Byington has got me thinking about the art of absurdist comedy. You can't just steamroll the audience with kookiness like Quentin Dupieux does in Wrong. You have to tread lightly, with an acute awareness of when to ease off the pedal. Weddings and funerals work equally well as settings to magnify inappropriate behavior, whether it's Bob Schneider singing the Cars' "Double Life" at Max and Lyla's reception, or Max seducing the nanny (Hunt) at the memorial for Lyla's dad. It's OK to kill off characters at random, as long as the device is used to flesh out other personalities. And whatever the MacGuffin, it should have some kind of significance. Max's behavior rings true: What would we do with his youth-giving talisman? Probably the same thing we do with all our extra stuff. Stick it in a closet for a few years, and eventually throw it away.

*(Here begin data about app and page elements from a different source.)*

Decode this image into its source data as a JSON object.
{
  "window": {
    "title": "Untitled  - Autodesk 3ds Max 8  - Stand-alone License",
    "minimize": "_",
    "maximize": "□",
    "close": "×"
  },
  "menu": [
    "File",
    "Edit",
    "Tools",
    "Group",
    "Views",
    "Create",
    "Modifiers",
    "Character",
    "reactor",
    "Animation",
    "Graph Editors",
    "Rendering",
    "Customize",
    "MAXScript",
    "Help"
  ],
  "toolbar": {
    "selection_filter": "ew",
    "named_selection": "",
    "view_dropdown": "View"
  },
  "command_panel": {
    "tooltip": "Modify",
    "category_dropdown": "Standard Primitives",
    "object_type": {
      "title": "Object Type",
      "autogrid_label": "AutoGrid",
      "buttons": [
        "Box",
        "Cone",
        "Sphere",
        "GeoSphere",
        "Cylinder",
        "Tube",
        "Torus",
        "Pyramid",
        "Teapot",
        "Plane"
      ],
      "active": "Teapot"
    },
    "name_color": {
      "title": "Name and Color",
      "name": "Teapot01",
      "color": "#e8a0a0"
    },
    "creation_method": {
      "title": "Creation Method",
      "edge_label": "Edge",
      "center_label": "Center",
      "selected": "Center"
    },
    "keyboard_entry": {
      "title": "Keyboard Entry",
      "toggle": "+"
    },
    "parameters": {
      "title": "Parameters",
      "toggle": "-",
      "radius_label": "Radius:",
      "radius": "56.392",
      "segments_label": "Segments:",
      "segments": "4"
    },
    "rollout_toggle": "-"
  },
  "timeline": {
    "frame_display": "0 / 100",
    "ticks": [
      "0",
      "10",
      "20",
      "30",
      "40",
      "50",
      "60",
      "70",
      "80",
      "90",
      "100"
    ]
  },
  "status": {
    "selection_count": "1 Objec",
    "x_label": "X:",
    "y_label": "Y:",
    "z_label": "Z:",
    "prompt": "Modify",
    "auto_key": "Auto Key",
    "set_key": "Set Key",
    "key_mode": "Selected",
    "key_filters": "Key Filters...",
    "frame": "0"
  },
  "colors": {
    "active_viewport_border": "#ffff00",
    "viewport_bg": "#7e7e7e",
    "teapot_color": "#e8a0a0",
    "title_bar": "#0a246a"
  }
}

For an interview with Bob Byington, see "Somebody Up There Likes Bob Byington", April 5.